Only Yesterday 
The vast majority of Studio Ghibli’s films feature female protagonists. But even among such a wide range of female voices, Only Yesterday stands out by being specifically about a woman’s experiences. Perhaps that’s why Disney steadfastly refuses to release a version in North America (subtitled versions in Australia and the United Kingdom fill the void). It is rumoured that scenes in which young girls talk (around) the subject of menstruation are behind Disney’s attitude, but then they’ve never seemed especially interested in slice of life film-making from a feminine perspective.
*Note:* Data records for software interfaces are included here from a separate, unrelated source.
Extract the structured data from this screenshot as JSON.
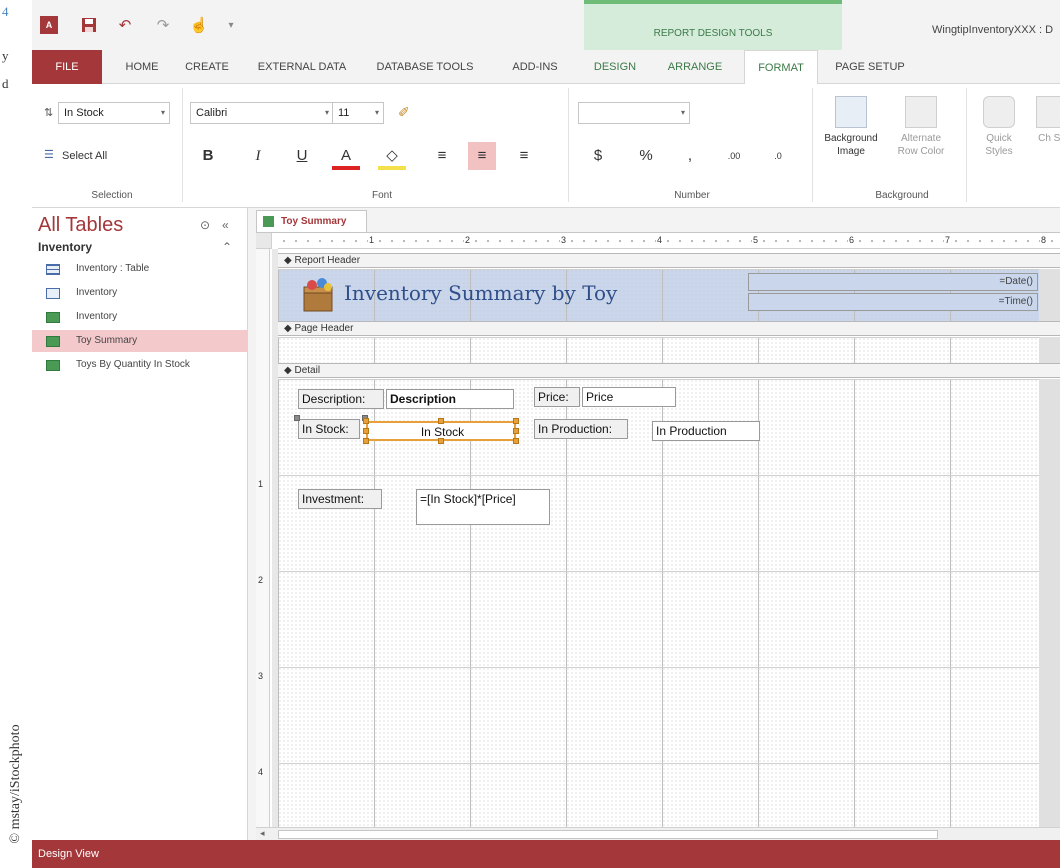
{
  "margin": {
    "figure_number": "4",
    "text_fragments": [
      "y",
      "d"
    ],
    "credit": "© mstay/iStockphoto"
  },
  "titlebar": {
    "context_header": "REPORT DESIGN TOOLS",
    "app_title": "WingtipInventoryXXX : D"
  },
  "tabs": [
    {
      "label": "FILE"
    },
    {
      "label": "HOME"
    },
    {
      "label": "CREATE"
    },
    {
      "label": "EXTERNAL DATA"
    },
    {
      "label": "DATABASE TOOLS"
    },
    {
      "label": "ADD-INS"
    },
    {
      "label": "DESIGN"
    },
    {
      "label": "ARRANGE"
    },
    {
      "label": "FORMAT"
    },
    {
      "label": "PAGE SETUP"
    }
  ],
  "ribbon": {
    "selection": {
      "combo_value": "In Stock",
      "select_all": "Select All",
      "label": "Selection"
    },
    "font": {
      "family": "Calibri",
      "size": "11",
      "bold": "B",
      "italic": "I",
      "underline": "U",
      "font_color": "A",
      "label": "Font"
    },
    "number": {
      "format_value": "",
      "currency": "$",
      "percent": "%",
      "comma": ",",
      "increase_decimals": ".00",
      "decrease_decimals": ".0",
      "label": "Number"
    },
    "background": {
      "background_image": "Background Image",
      "alternate_row_color": "Alternate Row Color",
      "label": "Background"
    },
    "control_formatting": {
      "quick_styles": "Quick Styles",
      "change_shape": "Ch Sh"
    }
  },
  "nav": {
    "title": "All Tables",
    "group": "Inventory",
    "items": [
      {
        "label": "Inventory : Table",
        "type": "table"
      },
      {
        "label": "Inventory",
        "type": "form"
      },
      {
        "label": "Inventory",
        "type": "report"
      },
      {
        "label": "Toy Summary",
        "type": "report",
        "selected": true
      },
      {
        "label": "Toys By Quantity In Stock",
        "type": "report"
      }
    ]
  },
  "document": {
    "tab_label": "Toy Summary",
    "ruler_numbers": [
      "1",
      "2",
      "3",
      "4",
      "5",
      "6",
      "7",
      "8"
    ],
    "vruler_numbers": [
      "1",
      "2",
      "3",
      "4"
    ],
    "sections": {
      "report_header": "Report Header",
      "page_header": "Page Header",
      "detail": "Detail"
    },
    "report_title": "Inventory Summary by Toy",
    "date_expr": "=Date()",
    "time_expr": "=Time()",
    "controls": {
      "description_label": "Description:",
      "description_field": "Description",
      "price_label": "Price:",
      "price_field": "Price",
      "in_stock_label": "In Stock:",
      "in_stock_field": "In Stock",
      "in_production_label": "In Production:",
      "in_production_field": "In Production",
      "investment_label": "Investment:",
      "investment_expr": "=[In Stock]*[Price]"
    }
  },
  "status": {
    "view": "Design View"
  },
  "colors": {
    "access_red": "#a4373a",
    "context_green": "#3c7a48",
    "selection_orange": "#e8a13a",
    "header_blue": "#c9d6ec"
  }
}
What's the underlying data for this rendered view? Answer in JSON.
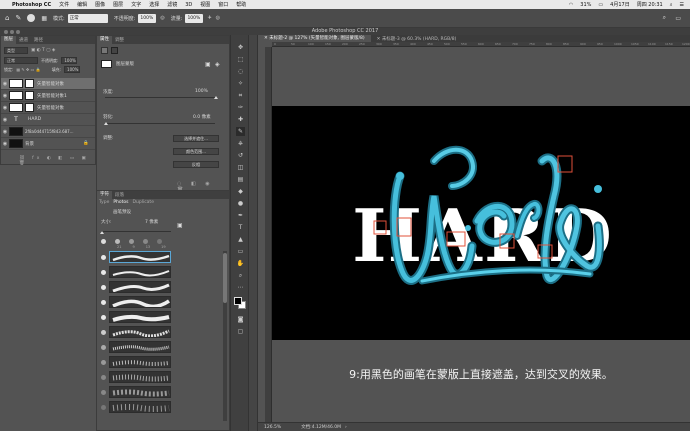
{
  "menubar": {
    "app_name": "Photoshop CC",
    "items": [
      "文件",
      "编辑",
      "图像",
      "图层",
      "文字",
      "选择",
      "滤镜",
      "3D",
      "视图",
      "窗口",
      "帮助"
    ],
    "battery": "31%",
    "clock": "周四 20:31",
    "date": "4月17日"
  },
  "options_bar": {
    "mode_label": "模式:",
    "mode_value": "正常",
    "opacity_label": "不透明度:",
    "opacity_value": "100%",
    "flow_label": "流量:",
    "flow_value": "100%"
  },
  "app_title": "Adobe Photoshop CC 2017",
  "layers_panel": {
    "tabs": [
      "图层",
      "通道",
      "路径"
    ],
    "filter_kind": "类型",
    "blend_mode": "正常",
    "opacity_label": "不透明度:",
    "opacity_value": "100%",
    "lock_label": "锁定:",
    "fill_label": "填充:",
    "fill_value": "100%",
    "layers": [
      {
        "name": "矢量智能对象",
        "type": "smart",
        "selected": true
      },
      {
        "name": "矢量智能对象1",
        "type": "smart",
        "selected": false
      },
      {
        "name": "矢量智能对象",
        "type": "smart",
        "selected": false
      },
      {
        "name": "HARD",
        "type": "text",
        "selected": false
      },
      {
        "name": "2f8a0d44715f843.687...",
        "type": "image",
        "selected": false
      },
      {
        "name": "背景",
        "type": "background",
        "selected": false
      }
    ]
  },
  "properties_panel": {
    "tabs": [
      "属性",
      "调整"
    ],
    "header": "图层蒙版",
    "density_label": "浓度:",
    "density_value": "100%",
    "feather_label": "羽化:",
    "feather_value": "0.0 像素",
    "refine_label": "调整:",
    "buttons": [
      "选择并遮住...",
      "颜色范围...",
      "反相"
    ]
  },
  "brush_panel": {
    "tabs": [
      "字符",
      "段落"
    ],
    "subtabs": [
      "Type",
      "Photos",
      "Duplicate"
    ],
    "section_title": "画笔预设",
    "size_label": "大小:",
    "size_value": "7 像素",
    "presets_numbers": [
      "21",
      "9",
      "13",
      "19"
    ]
  },
  "document": {
    "tabs": [
      "未标题-2 @ 127% (矢量智能对象, 图层蒙版/8)",
      "未标题-3 @ 60.3% (HARD, RGB/8)"
    ],
    "ruler_marks": [
      "0",
      "50",
      "100",
      "150",
      "200",
      "250",
      "300",
      "350",
      "400",
      "450",
      "500",
      "550",
      "600",
      "650",
      "700",
      "750",
      "800",
      "850",
      "900",
      "950",
      "1000",
      "1050",
      "1100",
      "1150",
      "1200"
    ],
    "canvas_text_white": "HARD",
    "canvas_text_script": "Work",
    "status_zoom": "126.5%",
    "status_doc": "文档:4.12M/46.0M"
  },
  "caption": "9:用黑色的画笔在蒙版上直接遮盖，达到交叉的效果。",
  "colors": {
    "ui_bg": "#535353",
    "canvas_bg": "#000000",
    "tube_color": "#3fb8d6",
    "mask_marker": "#e0503a"
  }
}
Only Yesterday is the creation of Ghibli’s other master, Isao Takahata. And, while Only Yesterday doesn’t have quite the same impact as his harrowing Grave of the Fireflies, it’s a beautiful film about affectionate nostalgia and regret in which a young woman finds herself drifting away from the career and the city that her life has steered her towards. There’s more than a hint of Taeko’s story being a metaphor for modern Japan. But even with the references to old children’s shows and other Japanese minutiae, the themes are very easy to appreciate as an English speaker.
Ocean Waves 
Ocean Waves is another film unreleased in North America, but it’s rather more obscure even in its native Japan: made as a practice project for young talent and to be aired on television. You can pick up subtitled DVDs from the UK and Australia.
Despite its obscurity, Ocean Waves is interesting as drama with a coming of age theme. It stands out in the Ghibli canon by featuring a male central character: Taku Morisaki. But the film is as much about the love triangle that forms between Taku, his best friend Yutaka and new girl Rikako Muto. The subjects dealt with are not uncommon for drama anime: a school romance against the backdrop of final year exams.
But the film handles the uncertainty of being a teenager with a universal skill and also realistically portrays what it’s like to be the new kid in a place you’d rather not be in, as well as modelling how relationships evolve, disintegrate and reform stronger than ever in adolescence. Still, it may be a little ponderous for some to enjoy!
Whisper of the Heart 
With Whisper of the Heart we’re back in high-school once more. Shizuku Tsukishima is a budding songwriter and novelist who is inspired by a strange antiques shop she discovers whilst out walking one day. It turns out that the antiques shop belongs to the grandpa of one Seiji Amasawa, a boy whose name appears in every book she checks out of the library. Seiji works his way into Shizuku’s affections, despite having repeatedly offended her in the past.
Unusually driven for a boy his age, Seiji’s desire to be a violin maker inspires Shizuku to concentrate on writing a fantasy story, even if it means sacrificing grades at school. In many ways, both characters aren’t typical 14-year-olds. But, then, that seems to be the underlying message, that perhaps school curriculums aren’t always one-size-fits-all solutions. It also seems to suggest that our journeys from childhood to adulthood are wildly different as well. Love, too, is shown to be romantic and fairy-tale like, but only within the confines of a very urban, quite mundane existence. A beautiful feel-good film, and probably the one on this list that you should watch above all the others.
Guest article by : Steph Wood